_Aim of the exercise_
Go through the records and filter out every line lacking the word "this"; copy the lines that remain.
===== Data for the task =====
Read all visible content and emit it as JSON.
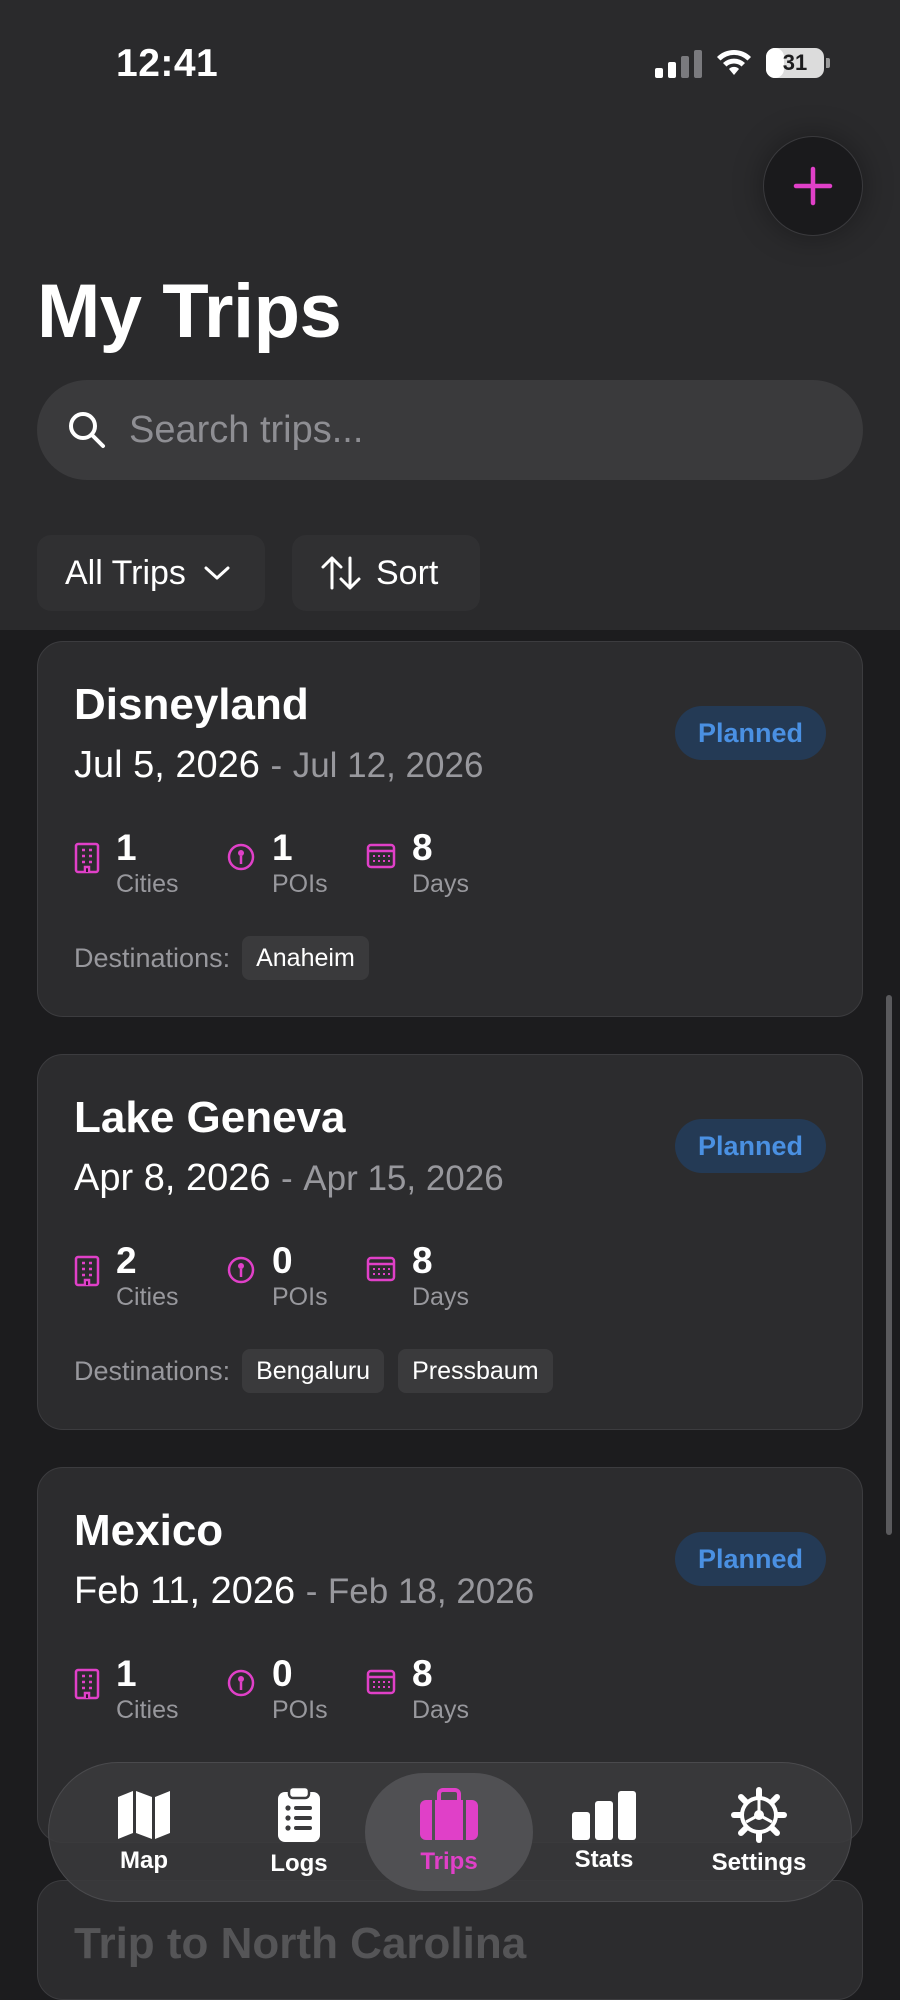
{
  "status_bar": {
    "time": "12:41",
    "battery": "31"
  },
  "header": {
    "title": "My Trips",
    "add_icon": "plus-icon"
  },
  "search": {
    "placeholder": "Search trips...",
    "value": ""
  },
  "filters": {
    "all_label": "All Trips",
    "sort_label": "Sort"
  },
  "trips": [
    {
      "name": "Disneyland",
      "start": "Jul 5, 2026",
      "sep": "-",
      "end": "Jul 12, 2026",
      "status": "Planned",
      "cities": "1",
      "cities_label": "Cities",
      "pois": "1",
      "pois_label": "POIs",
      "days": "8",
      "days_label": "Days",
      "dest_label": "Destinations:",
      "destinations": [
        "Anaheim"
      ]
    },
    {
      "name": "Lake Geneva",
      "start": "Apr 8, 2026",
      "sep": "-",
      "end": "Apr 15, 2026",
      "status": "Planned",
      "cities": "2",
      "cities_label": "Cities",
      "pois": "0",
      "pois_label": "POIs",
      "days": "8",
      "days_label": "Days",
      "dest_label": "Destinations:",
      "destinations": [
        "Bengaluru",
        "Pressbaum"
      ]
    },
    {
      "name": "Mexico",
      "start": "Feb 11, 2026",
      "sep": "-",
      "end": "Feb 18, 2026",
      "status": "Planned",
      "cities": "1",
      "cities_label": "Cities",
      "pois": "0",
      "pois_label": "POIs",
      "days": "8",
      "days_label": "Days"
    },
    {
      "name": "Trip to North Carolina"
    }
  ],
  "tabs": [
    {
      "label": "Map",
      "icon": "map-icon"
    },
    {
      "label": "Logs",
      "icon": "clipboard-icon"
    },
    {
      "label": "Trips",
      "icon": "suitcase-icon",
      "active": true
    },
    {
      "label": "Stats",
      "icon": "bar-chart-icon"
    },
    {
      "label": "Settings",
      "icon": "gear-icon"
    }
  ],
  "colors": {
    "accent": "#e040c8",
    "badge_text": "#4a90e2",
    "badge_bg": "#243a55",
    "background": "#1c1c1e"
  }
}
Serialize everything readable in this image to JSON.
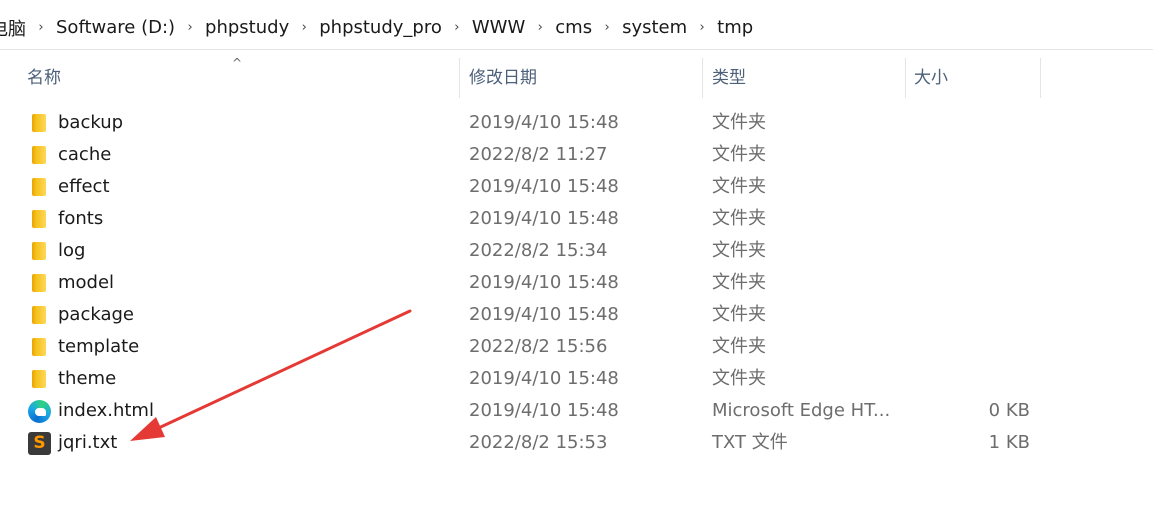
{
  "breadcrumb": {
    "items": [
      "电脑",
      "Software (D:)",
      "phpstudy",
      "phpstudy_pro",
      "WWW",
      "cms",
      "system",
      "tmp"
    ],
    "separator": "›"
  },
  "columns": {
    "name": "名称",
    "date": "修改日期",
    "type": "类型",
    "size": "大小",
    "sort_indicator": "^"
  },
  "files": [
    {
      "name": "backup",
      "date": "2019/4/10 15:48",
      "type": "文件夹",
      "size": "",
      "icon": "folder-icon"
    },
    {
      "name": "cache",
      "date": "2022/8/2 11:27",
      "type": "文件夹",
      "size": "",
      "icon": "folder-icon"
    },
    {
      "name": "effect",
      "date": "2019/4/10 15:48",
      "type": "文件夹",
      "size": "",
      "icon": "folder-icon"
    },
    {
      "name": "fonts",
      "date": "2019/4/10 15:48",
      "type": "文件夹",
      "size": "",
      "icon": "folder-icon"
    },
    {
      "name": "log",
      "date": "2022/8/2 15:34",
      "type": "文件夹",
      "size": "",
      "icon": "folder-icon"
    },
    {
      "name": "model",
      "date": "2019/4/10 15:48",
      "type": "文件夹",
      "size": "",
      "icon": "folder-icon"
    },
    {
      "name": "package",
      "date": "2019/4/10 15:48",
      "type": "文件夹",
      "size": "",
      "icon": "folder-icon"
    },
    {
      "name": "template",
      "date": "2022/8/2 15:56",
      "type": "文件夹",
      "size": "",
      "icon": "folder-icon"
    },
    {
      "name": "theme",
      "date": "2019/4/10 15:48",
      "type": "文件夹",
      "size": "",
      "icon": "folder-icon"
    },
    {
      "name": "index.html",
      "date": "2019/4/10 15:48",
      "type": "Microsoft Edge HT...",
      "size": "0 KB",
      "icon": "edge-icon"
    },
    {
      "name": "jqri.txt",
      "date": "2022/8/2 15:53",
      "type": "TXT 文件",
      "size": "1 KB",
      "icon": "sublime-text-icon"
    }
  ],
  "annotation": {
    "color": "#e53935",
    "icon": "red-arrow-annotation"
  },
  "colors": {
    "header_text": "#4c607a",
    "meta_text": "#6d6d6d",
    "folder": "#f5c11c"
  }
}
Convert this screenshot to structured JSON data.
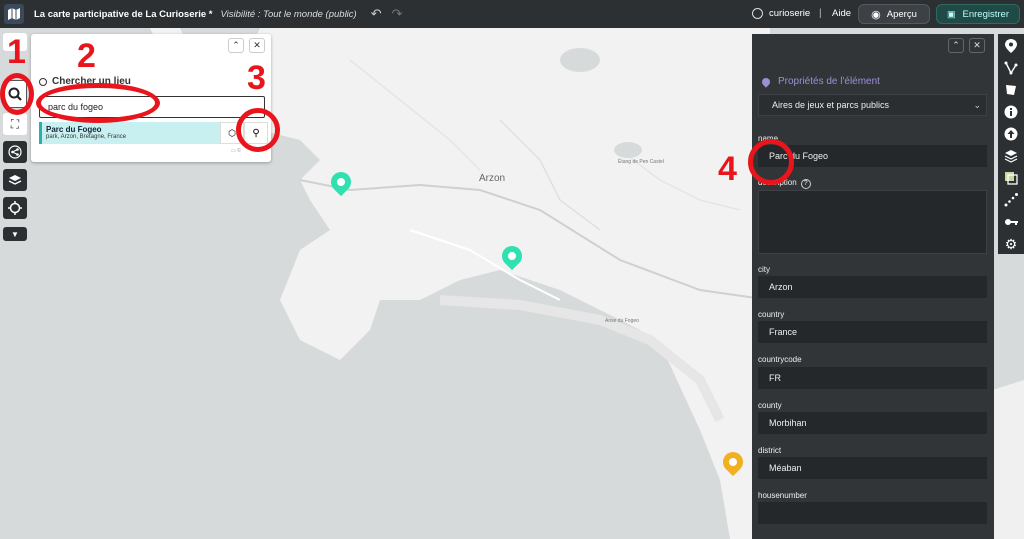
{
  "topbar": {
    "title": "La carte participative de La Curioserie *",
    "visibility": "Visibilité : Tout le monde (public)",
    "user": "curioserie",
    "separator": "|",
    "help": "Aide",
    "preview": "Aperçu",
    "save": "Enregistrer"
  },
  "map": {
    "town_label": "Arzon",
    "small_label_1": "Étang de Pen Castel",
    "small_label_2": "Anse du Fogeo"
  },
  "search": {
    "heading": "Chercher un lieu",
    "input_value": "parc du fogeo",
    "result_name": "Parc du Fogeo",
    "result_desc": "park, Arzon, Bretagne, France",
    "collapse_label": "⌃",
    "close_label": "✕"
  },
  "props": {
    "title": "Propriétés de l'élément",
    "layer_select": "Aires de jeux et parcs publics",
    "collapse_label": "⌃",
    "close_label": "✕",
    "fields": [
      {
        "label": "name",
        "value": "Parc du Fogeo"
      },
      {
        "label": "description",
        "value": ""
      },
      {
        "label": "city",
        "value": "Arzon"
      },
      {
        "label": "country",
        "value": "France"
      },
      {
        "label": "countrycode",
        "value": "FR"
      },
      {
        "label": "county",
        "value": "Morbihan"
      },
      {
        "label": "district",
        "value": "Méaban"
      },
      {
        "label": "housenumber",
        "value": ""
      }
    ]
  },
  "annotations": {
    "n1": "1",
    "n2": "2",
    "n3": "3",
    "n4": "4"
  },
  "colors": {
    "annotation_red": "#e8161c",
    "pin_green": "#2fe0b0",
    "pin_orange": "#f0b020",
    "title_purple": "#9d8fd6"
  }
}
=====
_Exercise response_
Serialize everything readable in this image to JSON.
Convert this screenshot to structured JSON data.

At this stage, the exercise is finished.